**How to complete this task:** Down to the last line, output the records below exactly.
╭─ Entries provided
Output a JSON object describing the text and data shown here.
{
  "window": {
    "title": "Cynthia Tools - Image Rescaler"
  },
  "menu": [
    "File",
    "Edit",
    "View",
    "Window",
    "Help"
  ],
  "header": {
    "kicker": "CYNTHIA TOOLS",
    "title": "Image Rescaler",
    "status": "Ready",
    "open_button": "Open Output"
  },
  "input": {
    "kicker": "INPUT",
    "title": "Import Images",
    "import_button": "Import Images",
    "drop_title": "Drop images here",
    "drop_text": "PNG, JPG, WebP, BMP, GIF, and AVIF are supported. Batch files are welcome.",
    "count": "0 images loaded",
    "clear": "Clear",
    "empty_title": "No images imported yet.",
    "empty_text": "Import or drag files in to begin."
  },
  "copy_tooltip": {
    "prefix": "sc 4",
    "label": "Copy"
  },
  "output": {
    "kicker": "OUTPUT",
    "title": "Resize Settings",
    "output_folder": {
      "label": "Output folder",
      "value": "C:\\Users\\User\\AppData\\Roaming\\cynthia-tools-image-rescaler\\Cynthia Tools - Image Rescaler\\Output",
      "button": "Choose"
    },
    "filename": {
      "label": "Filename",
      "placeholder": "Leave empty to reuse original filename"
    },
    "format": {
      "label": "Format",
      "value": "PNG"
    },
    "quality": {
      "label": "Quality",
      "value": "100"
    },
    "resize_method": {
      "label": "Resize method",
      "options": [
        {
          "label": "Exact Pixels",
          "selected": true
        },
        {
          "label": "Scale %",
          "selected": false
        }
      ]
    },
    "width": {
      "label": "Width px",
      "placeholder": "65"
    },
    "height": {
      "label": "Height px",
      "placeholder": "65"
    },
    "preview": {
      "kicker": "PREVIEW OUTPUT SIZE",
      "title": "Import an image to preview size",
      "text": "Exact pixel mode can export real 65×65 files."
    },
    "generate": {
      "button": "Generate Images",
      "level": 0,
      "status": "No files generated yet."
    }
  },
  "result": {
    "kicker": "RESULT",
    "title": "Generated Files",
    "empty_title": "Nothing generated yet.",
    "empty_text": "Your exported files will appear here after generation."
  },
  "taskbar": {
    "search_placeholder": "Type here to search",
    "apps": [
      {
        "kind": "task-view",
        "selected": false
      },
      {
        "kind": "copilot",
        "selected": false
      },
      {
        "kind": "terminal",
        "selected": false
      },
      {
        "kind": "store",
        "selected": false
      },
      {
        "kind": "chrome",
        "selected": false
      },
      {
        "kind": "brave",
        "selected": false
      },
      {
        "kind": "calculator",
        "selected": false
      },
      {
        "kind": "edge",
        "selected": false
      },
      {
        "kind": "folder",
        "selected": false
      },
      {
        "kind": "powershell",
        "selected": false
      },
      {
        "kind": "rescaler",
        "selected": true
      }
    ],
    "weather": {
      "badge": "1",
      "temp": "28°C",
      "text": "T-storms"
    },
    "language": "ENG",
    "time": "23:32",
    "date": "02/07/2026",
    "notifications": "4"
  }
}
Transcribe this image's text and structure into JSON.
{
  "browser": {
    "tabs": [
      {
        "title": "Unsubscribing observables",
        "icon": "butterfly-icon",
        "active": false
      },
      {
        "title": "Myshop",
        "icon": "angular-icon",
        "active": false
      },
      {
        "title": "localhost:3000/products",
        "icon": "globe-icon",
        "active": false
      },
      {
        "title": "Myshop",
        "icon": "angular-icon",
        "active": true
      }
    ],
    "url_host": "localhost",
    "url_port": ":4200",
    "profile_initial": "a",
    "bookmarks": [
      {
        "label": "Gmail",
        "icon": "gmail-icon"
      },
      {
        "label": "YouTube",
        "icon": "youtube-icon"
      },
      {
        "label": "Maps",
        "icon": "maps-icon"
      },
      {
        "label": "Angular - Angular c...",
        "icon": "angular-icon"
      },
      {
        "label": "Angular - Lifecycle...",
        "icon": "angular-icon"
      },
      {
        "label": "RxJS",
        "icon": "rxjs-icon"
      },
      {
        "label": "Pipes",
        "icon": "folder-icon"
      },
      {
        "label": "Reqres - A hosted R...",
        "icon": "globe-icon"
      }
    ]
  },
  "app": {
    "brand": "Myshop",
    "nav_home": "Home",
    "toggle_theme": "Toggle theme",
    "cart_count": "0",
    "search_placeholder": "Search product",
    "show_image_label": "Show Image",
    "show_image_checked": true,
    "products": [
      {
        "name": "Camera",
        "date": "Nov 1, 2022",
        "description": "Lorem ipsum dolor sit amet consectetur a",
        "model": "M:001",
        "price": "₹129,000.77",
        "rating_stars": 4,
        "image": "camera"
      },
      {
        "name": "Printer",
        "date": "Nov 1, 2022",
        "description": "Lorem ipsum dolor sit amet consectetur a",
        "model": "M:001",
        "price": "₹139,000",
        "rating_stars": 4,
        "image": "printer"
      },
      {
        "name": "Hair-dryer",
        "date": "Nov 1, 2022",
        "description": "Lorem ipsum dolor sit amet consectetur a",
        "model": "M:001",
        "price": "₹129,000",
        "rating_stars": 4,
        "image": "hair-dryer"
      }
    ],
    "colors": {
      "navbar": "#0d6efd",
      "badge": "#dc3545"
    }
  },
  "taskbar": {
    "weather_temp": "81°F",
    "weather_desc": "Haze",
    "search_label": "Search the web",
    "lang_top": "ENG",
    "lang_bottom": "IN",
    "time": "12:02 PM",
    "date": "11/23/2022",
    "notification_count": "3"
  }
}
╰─
**Answer to this task:**
Output a JSON object describing the text and data shown here.
{
  "window": {
    "title": "Cynthia Tools - Image Rescaler"
  },
  "menu": [
    "File",
    "Edit",
    "View",
    "Window",
    "Help"
  ],
  "header": {
    "kicker": "CYNTHIA TOOLS",
    "title": "Image Rescaler",
    "status": "Ready",
    "open_button": "Open Output"
  },
  "input": {
    "kicker": "INPUT",
    "title": "Import Images",
    "import_button": "Import Images",
    "drop_title": "Drop images here",
    "drop_text": "PNG, JPG, WebP, BMP, GIF, and AVIF are supported. Batch files are welcome.",
    "count": "0 images loaded",
    "clear": "Clear",
    "empty_title": "No images imported yet.",
    "empty_text": "Import or drag files in to begin."
  },
  "copy_tooltip": {
    "prefix": "sc 4",
    "label": "Copy"
  },
  "output": {
    "kicker": "OUTPUT",
    "title": "Resize Settings",
    "output_folder": {
      "label": "Output folder",
      "value": "C:\\Users\\User\\AppData\\Roaming\\cynthia-tools-image-rescaler\\Cynthia Tools - Image Rescaler\\Output",
      "button": "Choose"
    },
    "filename": {
      "label": "Filename",
      "placeholder": "Leave empty to reuse original filename"
    },
    "format": {
      "label": "Format",
      "value": "PNG"
    },
    "quality": {
      "label": "Quality",
      "value": "100"
    },
    "resize_method": {
      "label": "Resize method",
      "options": [
        {
          "label": "Exact Pixels",
          "selected": true
        },
        {
          "label": "Scale %",
          "selected": false
        }
      ]
    },
    "width": {
      "label": "Width px",
      "placeholder": "65"
    },
    "height": {
      "label": "Height px",
      "placeholder": "65"
    },
    "preview": {
      "kicker": "PREVIEW OUTPUT SIZE",
      "title": "Import an image to preview size",
      "text": "Exact pixel mode can export real 65×65 files."
    },
    "generate": {
      "button": "Generate Images",
      "level": 0,
      "status": "No files generated yet."
    }
  },
  "result": {
    "kicker": "RESULT",
    "title": "Generated Files",
    "empty_title": "Nothing generated yet.",
    "empty_text": "Your exported files will appear here after generation."
  },
  "taskbar": {
    "search_placeholder": "Type here to search",
    "apps": [
      {
        "kind": "task-view",
        "selected": false
      },
      {
        "kind": "copilot",
        "selected": false
      },
      {
        "kind": "terminal",
        "selected": false
      },
      {
        "kind": "store",
        "selected": false
      },
      {
        "kind": "chrome",
        "selected": false
      },
      {
        "kind": "brave",
        "selected": false
      },
      {
        "kind": "calculator",
        "selected": false
      },
      {
        "kind": "edge",
        "selected": false
      },
      {
        "kind": "folder",
        "selected": false
      },
      {
        "kind": "powershell",
        "selected": false
      },
      {
        "kind": "rescaler",
        "selected": true
      }
    ],
    "weather": {
      "badge": "1",
      "temp": "28°C",
      "text": "T-storms"
    },
    "language": "ENG",
    "time": "23:32",
    "date": "02/07/2026",
    "notifications": "4"
  }
}
Transcribe this image's text and structure into JSON.
{
  "browser": {
    "tabs": [
      {
        "title": "Unsubscribing observables",
        "icon": "butterfly-icon",
        "active": false
      },
      {
        "title": "Myshop",
        "icon": "angular-icon",
        "active": false
      },
      {
        "title": "localhost:3000/products",
        "icon": "globe-icon",
        "active": false
      },
      {
        "title": "Myshop",
        "icon": "angular-icon",
        "active": true
      }
    ],
    "url_host": "localhost",
    "url_port": ":4200",
    "profile_initial": "a",
    "bookmarks": [
      {
        "label": "Gmail",
        "icon": "gmail-icon"
      },
      {
        "label": "YouTube",
        "icon": "youtube-icon"
      },
      {
        "label": "Maps",
        "icon": "maps-icon"
      },
      {
        "label": "Angular - Angular c...",
        "icon": "angular-icon"
      },
      {
        "label": "Angular - Lifecycle...",
        "icon": "angular-icon"
      },
      {
        "label": "RxJS",
        "icon": "rxjs-icon"
      },
      {
        "label": "Pipes",
        "icon": "folder-icon"
      },
      {
        "label": "Reqres - A hosted R...",
        "icon": "globe-icon"
      }
    ]
  },
  "app": {
    "brand": "Myshop",
    "nav_home": "Home",
    "toggle_theme": "Toggle theme",
    "cart_count": "0",
    "search_placeholder": "Search product",
    "show_image_label": "Show Image",
    "show_image_checked": true,
    "products": [
      {
        "name": "Camera",
        "date": "Nov 1, 2022",
        "description": "Lorem ipsum dolor sit amet consectetur a",
        "model": "M:001",
        "price": "₹129,000.77",
        "rating_stars": 4,
        "image": "camera"
      },
      {
        "name": "Printer",
        "date": "Nov 1, 2022",
        "description": "Lorem ipsum dolor sit amet consectetur a",
        "model": "M:001",
        "price": "₹139,000",
        "rating_stars": 4,
        "image": "printer"
      },
      {
        "name": "Hair-dryer",
        "date": "Nov 1, 2022",
        "description": "Lorem ipsum dolor sit amet consectetur a",
        "model": "M:001",
        "price": "₹129,000",
        "rating_stars": 4,
        "image": "hair-dryer"
      }
    ],
    "colors": {
      "navbar": "#0d6efd",
      "badge": "#dc3545"
    }
  },
  "taskbar": {
    "weather_temp": "81°F",
    "weather_desc": "Haze",
    "search_label": "Search the web",
    "lang_top": "ENG",
    "lang_bottom": "IN",
    "time": "12:02 PM",
    "date": "11/23/2022",
    "notification_count": "3"
  }
}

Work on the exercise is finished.